## [TASK PROMPT]
The data beneath this task is to be duplicated exactly, in its entirety.

## [RECORDS SHOWN]
——————————
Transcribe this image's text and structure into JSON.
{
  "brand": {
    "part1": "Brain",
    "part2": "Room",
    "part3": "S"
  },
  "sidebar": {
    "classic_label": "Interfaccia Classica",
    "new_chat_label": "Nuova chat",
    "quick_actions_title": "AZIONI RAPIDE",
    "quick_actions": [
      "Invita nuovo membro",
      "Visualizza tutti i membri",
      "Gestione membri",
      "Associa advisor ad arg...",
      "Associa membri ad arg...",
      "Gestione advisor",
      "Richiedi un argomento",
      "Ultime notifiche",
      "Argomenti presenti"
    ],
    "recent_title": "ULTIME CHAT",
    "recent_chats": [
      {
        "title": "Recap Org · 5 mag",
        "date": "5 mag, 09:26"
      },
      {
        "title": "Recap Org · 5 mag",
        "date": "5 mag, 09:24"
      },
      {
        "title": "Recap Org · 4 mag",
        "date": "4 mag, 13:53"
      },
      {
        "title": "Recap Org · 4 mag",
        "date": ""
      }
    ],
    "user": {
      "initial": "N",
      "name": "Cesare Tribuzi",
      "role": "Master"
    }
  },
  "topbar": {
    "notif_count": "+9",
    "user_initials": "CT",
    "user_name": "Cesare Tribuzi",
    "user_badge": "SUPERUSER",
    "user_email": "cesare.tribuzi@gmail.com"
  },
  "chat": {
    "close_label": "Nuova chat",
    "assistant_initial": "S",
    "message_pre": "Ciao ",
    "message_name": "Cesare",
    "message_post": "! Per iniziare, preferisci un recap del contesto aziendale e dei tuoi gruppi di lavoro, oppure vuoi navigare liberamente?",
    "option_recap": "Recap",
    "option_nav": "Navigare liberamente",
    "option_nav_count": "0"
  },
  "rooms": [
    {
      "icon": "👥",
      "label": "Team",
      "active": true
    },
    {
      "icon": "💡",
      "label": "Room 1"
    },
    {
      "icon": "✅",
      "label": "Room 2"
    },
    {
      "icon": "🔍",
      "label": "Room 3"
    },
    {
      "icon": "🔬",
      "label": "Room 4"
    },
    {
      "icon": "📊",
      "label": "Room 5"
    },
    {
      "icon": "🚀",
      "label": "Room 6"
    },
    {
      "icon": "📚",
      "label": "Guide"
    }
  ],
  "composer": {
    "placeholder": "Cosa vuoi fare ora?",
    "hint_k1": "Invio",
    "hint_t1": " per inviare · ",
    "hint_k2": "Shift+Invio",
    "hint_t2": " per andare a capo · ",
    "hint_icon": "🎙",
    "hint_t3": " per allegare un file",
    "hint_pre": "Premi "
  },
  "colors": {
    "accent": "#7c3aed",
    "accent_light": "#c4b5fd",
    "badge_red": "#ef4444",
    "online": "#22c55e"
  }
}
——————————
## [RESPONSE TO THIS TASK]
Transcribe this image's text and structure into JSON.
{
  "brand": {
    "part1": "Brain",
    "part2": "Room",
    "part3": "S"
  },
  "sidebar": {
    "classic_label": "Interfaccia Classica",
    "new_chat_label": "Nuova chat",
    "quick_actions_title": "AZIONI RAPIDE",
    "quick_actions": [
      "Invita nuovo membro",
      "Visualizza tutti i membri",
      "Gestione membri",
      "Associa advisor ad arg...",
      "Associa membri ad arg...",
      "Gestione advisor",
      "Richiedi un argomento",
      "Ultime notifiche",
      "Argomenti presenti"
    ],
    "recent_title": "ULTIME CHAT",
    "recent_chats": [
      {
        "title": "Recap Org · 5 mag",
        "date": "5 mag, 09:26"
      },
      {
        "title": "Recap Org · 5 mag",
        "date": "5 mag, 09:24"
      },
      {
        "title": "Recap Org · 4 mag",
        "date": "4 mag, 13:53"
      },
      {
        "title": "Recap Org · 4 mag",
        "date": ""
      }
    ],
    "user": {
      "initial": "N",
      "name": "Cesare Tribuzi",
      "role": "Master"
    }
  },
  "topbar": {
    "notif_count": "+9",
    "user_initials": "CT",
    "user_name": "Cesare Tribuzi",
    "user_badge": "SUPERUSER",
    "user_email": "cesare.tribuzi@gmail.com"
  },
  "chat": {
    "close_label": "Nuova chat",
    "assistant_initial": "S",
    "message_pre": "Ciao ",
    "message_name": "Cesare",
    "message_post": "! Per iniziare, preferisci un recap del contesto aziendale e dei tuoi gruppi di lavoro, oppure vuoi navigare liberamente?",
    "option_recap": "Recap",
    "option_nav": "Navigare liberamente",
    "option_nav_count": "0"
  },
  "rooms": [
    {
      "icon": "👥",
      "label": "Team",
      "active": true
    },
    {
      "icon": "💡",
      "label": "Room 1"
    },
    {
      "icon": "✅",
      "label": "Room 2"
    },
    {
      "icon": "🔍",
      "label": "Room 3"
    },
    {
      "icon": "🔬",
      "label": "Room 4"
    },
    {
      "icon": "📊",
      "label": "Room 5"
    },
    {
      "icon": "🚀",
      "label": "Room 6"
    },
    {
      "icon": "📚",
      "label": "Guide"
    }
  ],
  "composer": {
    "placeholder": "Cosa vuoi fare ora?",
    "hint_k1": "Invio",
    "hint_t1": " per inviare · ",
    "hint_k2": "Shift+Invio",
    "hint_t2": " per andare a capo · ",
    "hint_icon": "🎙",
    "hint_t3": " per allegare un file",
    "hint_pre": "Premi "
  },
  "colors": {
    "accent": "#7c3aed",
    "accent_light": "#c4b5fd",
    "badge_red": "#ef4444",
    "online": "#22c55e"
  }
}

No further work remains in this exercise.